International Travel and the Constitution


This Article makes the case for the fundamental right of U.S. citizens to leave their country and return home again. Surprisingly, Americans do not enjoy such a fundamental right. Under current U.S. Supreme Court precedents, the right to travel abroad is merely an aspect of liberty that may be restricted within the bounds of due process. The controversial No Fly List is one such result. Anyone whose name appears on this government-run database (or one of several variations on it) may find his or her air travel prohibited or subject to varying levels of restriction. Although the so-called War on Terror raises new concerns about a right-to-travel case law developed during the Cold War, no one has yet made the case for stronger constitutional protection for international travel.

The Article begins with an in-depth case study (based on interviews and primary sources) of two citizens who were recently denied permission to return to the United States for more than five months. The Article proceeds to explain the origins of weak support for foreign travel and then advances an unconventional source for its heightened protection. Whereas most unenumerated fundamental rights seek their foundation in the substantive due process guarantees of the Fifth and Fourteenth Amendments, I advance a more straightforward textual source: the Citizenship Clause of the Fourteenth Amendment. After developing the historical and theoretical support for my argument, I examine the policy implications of strict judicial scrutiny of travel restrictions, including the No Fly List, which are intended to combat terrorism in a globalized world.

About the Author
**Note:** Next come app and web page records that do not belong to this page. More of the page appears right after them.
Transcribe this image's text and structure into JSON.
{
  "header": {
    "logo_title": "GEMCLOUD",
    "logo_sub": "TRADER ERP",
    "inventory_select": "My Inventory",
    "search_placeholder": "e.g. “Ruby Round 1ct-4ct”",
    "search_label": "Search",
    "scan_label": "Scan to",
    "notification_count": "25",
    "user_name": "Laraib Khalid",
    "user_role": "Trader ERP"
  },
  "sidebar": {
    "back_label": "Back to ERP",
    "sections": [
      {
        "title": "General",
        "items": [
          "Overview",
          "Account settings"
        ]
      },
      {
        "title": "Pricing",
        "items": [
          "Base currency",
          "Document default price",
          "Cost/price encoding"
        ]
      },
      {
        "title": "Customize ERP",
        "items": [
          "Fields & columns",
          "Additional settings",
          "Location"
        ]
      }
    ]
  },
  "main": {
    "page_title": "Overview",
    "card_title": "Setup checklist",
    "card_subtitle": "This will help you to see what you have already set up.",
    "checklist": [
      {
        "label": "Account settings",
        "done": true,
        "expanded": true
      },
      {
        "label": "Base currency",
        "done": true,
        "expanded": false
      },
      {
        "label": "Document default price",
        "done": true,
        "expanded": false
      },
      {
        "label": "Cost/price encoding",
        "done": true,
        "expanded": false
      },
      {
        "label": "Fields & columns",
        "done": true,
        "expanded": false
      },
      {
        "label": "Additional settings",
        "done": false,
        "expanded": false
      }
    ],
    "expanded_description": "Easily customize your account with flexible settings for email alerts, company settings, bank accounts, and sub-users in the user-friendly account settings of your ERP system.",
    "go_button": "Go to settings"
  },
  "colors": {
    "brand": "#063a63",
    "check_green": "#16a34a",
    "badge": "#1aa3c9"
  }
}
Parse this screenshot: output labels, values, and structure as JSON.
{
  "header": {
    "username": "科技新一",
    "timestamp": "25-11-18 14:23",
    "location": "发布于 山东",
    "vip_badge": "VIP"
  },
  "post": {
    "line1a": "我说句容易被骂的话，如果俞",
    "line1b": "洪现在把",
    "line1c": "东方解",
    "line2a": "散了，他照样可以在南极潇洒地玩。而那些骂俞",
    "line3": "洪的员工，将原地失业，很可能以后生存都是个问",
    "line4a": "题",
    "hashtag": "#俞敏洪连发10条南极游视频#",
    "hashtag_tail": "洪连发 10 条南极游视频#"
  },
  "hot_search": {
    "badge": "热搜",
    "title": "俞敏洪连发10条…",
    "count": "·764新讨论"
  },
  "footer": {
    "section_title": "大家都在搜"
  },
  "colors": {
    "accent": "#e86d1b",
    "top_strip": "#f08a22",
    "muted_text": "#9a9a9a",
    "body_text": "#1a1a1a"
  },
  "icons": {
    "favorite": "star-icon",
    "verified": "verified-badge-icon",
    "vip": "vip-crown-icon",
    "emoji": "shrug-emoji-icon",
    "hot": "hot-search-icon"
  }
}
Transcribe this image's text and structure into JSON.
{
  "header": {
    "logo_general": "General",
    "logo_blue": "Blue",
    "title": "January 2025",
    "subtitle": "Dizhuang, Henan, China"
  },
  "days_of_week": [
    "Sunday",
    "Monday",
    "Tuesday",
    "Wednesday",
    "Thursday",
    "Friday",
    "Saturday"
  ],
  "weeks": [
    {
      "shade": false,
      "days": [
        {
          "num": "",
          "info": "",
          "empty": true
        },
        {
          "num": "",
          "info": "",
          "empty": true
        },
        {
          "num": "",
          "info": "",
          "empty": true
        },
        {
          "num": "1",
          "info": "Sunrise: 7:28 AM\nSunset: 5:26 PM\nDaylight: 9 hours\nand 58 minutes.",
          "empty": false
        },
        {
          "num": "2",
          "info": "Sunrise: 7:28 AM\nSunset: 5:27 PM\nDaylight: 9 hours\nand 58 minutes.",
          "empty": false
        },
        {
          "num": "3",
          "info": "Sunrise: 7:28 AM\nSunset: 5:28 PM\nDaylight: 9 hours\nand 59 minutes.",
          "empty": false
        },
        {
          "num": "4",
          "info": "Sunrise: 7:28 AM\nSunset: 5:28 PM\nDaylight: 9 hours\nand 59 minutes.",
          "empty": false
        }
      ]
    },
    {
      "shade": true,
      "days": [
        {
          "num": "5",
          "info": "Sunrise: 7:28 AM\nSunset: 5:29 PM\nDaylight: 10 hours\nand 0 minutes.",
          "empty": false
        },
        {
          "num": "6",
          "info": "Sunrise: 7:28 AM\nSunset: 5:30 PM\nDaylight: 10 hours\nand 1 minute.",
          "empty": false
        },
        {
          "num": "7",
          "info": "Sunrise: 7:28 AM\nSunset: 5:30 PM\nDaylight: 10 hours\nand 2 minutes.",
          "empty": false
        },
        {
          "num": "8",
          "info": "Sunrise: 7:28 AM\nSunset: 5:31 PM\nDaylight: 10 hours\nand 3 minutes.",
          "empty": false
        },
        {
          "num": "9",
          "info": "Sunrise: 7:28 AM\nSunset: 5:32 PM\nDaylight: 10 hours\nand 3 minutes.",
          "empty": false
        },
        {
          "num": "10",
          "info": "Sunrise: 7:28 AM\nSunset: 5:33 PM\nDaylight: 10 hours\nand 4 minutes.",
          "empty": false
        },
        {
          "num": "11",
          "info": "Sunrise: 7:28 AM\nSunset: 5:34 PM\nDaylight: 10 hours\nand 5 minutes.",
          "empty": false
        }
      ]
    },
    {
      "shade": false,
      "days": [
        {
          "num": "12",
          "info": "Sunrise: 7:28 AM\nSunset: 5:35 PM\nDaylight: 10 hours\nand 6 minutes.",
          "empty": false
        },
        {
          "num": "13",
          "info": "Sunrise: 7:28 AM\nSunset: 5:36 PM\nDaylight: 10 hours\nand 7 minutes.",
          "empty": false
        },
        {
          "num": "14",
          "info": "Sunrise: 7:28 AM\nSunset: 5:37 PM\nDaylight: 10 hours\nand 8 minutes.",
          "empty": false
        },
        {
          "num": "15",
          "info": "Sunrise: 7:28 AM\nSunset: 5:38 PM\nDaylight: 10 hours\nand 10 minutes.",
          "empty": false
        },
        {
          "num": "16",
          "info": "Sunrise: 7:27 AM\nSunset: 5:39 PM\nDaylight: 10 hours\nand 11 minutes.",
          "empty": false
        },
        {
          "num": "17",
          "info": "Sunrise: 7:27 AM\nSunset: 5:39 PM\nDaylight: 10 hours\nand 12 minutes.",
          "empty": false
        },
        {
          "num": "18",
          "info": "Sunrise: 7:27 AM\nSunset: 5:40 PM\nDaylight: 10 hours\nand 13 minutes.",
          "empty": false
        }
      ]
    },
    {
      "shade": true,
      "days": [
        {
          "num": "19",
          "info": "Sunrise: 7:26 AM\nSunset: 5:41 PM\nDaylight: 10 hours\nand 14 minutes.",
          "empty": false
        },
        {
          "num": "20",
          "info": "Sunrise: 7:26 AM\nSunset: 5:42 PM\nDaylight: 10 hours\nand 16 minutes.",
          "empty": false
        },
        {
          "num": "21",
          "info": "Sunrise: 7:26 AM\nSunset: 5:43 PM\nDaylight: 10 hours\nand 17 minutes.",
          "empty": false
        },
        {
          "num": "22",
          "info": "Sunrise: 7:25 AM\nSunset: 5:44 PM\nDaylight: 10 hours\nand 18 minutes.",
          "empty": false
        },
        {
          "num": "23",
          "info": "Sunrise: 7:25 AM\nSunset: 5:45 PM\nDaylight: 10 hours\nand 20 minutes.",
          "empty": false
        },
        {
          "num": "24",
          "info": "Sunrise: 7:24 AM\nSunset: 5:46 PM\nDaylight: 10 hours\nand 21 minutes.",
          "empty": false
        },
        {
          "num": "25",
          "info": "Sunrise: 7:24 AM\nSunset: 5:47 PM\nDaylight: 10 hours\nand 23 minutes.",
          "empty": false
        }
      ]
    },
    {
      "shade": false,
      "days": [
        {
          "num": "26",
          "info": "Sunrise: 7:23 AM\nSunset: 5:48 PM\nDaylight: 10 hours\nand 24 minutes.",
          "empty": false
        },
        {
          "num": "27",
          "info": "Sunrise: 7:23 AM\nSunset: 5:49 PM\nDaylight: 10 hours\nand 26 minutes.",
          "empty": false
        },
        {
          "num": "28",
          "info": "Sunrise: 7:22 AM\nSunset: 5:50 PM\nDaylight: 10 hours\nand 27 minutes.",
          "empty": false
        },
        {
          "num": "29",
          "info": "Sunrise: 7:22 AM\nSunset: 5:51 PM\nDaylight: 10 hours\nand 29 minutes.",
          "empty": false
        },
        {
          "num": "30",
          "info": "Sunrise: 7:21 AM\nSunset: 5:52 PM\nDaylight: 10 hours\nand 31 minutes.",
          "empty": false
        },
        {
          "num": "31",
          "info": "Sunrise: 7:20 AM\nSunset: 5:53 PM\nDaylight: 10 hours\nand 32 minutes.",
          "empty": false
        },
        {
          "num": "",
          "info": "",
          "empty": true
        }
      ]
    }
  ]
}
Assistant Professor of Law, Southern Methodist University, Dedman School of Law. B.A., Yale, 1994; M.Phil., Oxford, 1996; D.Phil., Oxford, 1999; J.D., University of Michigan Law School, 2002

By uclalaw